Scientists are always finding new particles or new phenomena that enlarge our existing pool of knowledge. And said pool has just become larger thanks, once again, to the LHC, which now says they have found a new type of matter.
Matter can be found in many forms, from solids in a macroscopic level, to protons, and even further down, to quarks. These last ones are the most primary building blocks in our universe. They make up protons and neutrons, which then form atoms, which then form elements and then everything we see nowadays.
But quarks don’t exist just by themselves. The come together in groups of two, called mesons, or in groups of three, which form protons and neutrons. But now, the LHC has supposedly found a new particle that consists of 4 quarks, forming a tetraquark. This mythical particle is being called Z(4430), due to the current naming system which says all ‘tetraquarks’ need to have names starting with a Z, for organisational purposes.
Up until now, they had only been theorised, never actually proved, since the necessary calculations were far too complicated for even our most modern computers to attempt. But even then, this is not the first time a tetraquark has been presumably found. It has happened only once before, in the Belle Detector in Japan, where they also thought they had detected a tetraquark. In that case, other labs tried to find the particle, but since they were unable to do so, the particle’s existence was severely questioned.

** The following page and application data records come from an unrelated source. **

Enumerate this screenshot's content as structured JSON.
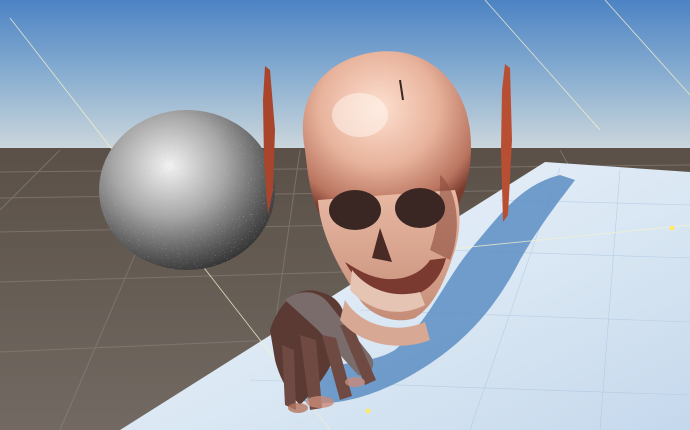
{
  "viewport": {
    "mode": "scene-view",
    "projection": "perspective"
  },
  "scene": {
    "objects": [
      {
        "name": "volume-skull",
        "kind": "volume-rendered-skull",
        "icon": "skull-icon"
      },
      {
        "name": "volume-hand",
        "kind": "volume-rendered-hand-bones",
        "icon": "bone-icon"
      },
      {
        "name": "noise-sphere",
        "kind": "sphere",
        "icon": "sphere-icon"
      },
      {
        "name": "floor-plane",
        "kind": "plane",
        "icon": "plane-icon"
      },
      {
        "name": "slice-plane-left",
        "kind": "cross-section-plane",
        "icon": "slice-icon"
      },
      {
        "name": "slice-plane-right",
        "kind": "cross-section-plane",
        "icon": "slice-icon"
      }
    ]
  },
  "colors": {
    "sky_top": "#4f86c6",
    "sky_horizon": "#c9d6df",
    "ground": "#6d655d",
    "grid_line": "#8e8880",
    "plane_light": "#dce9f6",
    "plane_shadow": "#5f8fc4",
    "skull_bone": "#e8b8a4",
    "skull_shadow": "#8a4a3a",
    "slice_red": "#b0492e",
    "sphere_light": "#d8d8d8",
    "sphere_dark": "#3c3c3c",
    "light_ray": "#f5f0c8"
  }
}
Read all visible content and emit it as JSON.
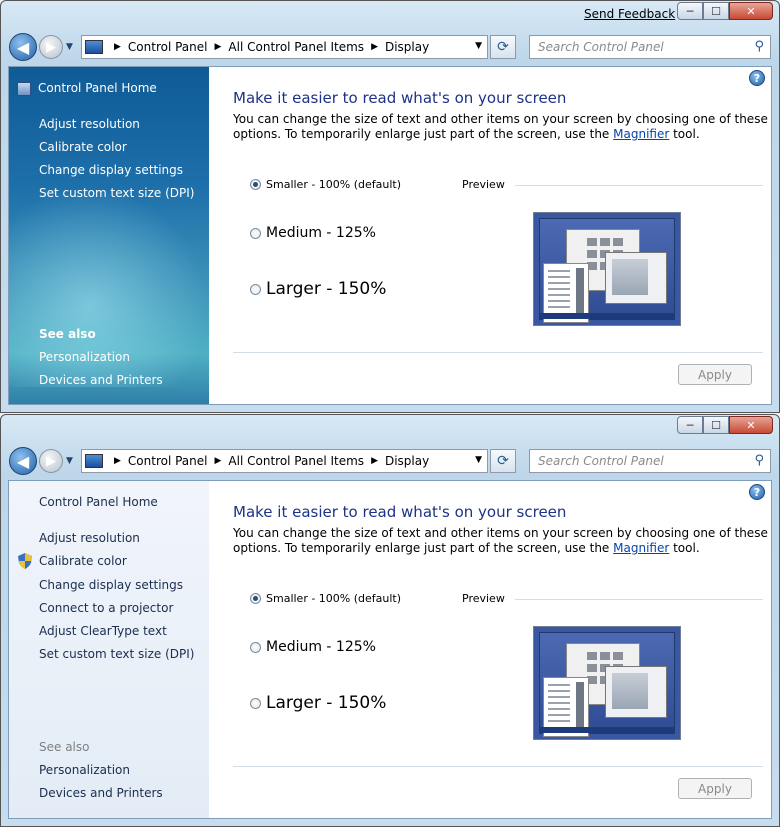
{
  "window1": {
    "titlebar": {
      "send_feedback": "Send Feedback",
      "min": "─",
      "max": "☐",
      "close": "✕"
    },
    "breadcrumb": [
      "Control Panel",
      "All Control Panel Items",
      "Display"
    ],
    "search_placeholder": "Search Control Panel",
    "sidebar": {
      "home": "Control Panel Home",
      "links": [
        "Adjust resolution",
        "Calibrate color",
        "Change display settings",
        "Set custom text size (DPI)"
      ],
      "see_also_title": "See also",
      "see_also": [
        "Personalization",
        "Devices and Printers"
      ]
    },
    "main": {
      "heading": "Make it easier to read what's on your screen",
      "desc_before": "You can change the size of text and other items on your screen by choosing one of these options. To temporarily enlarge just part of the screen, use the ",
      "desc_link": "Magnifier",
      "desc_after": " tool.",
      "options": [
        {
          "label": "Smaller - 100% (default)",
          "checked": true
        },
        {
          "label": "Medium - 125%",
          "checked": false
        },
        {
          "label": "Larger - 150%",
          "checked": false
        }
      ],
      "preview_label": "Preview",
      "apply": "Apply"
    }
  },
  "window2": {
    "titlebar": {
      "min": "─",
      "max": "☐",
      "close": "✕"
    },
    "breadcrumb": [
      "Control Panel",
      "All Control Panel Items",
      "Display"
    ],
    "search_placeholder": "Search Control Panel",
    "sidebar": {
      "home": "Control Panel Home",
      "links": [
        "Adjust resolution",
        "Calibrate color",
        "Change display settings",
        "Connect to a projector",
        "Adjust ClearType text",
        "Set custom text size (DPI)"
      ],
      "see_also_title": "See also",
      "see_also": [
        "Personalization",
        "Devices and Printers"
      ]
    },
    "main": {
      "heading": "Make it easier to read what's on your screen",
      "desc_before": "You can change the size of text and other items on your screen by choosing one of these options. To temporarily enlarge just part of the screen, use the ",
      "desc_link": "Magnifier",
      "desc_after": " tool.",
      "options": [
        {
          "label": "Smaller - 100% (default)",
          "checked": true
        },
        {
          "label": "Medium - 125%",
          "checked": false
        },
        {
          "label": "Larger - 150%",
          "checked": false
        }
      ],
      "preview_label": "Preview",
      "apply": "Apply"
    }
  }
}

The difference this time is that the LHC has detected Z(4430) for over 4000 times, in over 10 times the amount of data the Belle Detector had, undoubtedly proving this particle something worth studying.
There is, however, a slight problem with this particle. The basic theoretical models, (those that can be carried out without the use of complex computers), predict that tetraquarks should have a decay time of 10 times the decay time of Z(4430). This nagging little obstacle will have to be passed with more research into this particle, to finally unravel the mystery of whether this particle is just another mistake in the history of science, or if it is in fact one of the basic fragments of nature.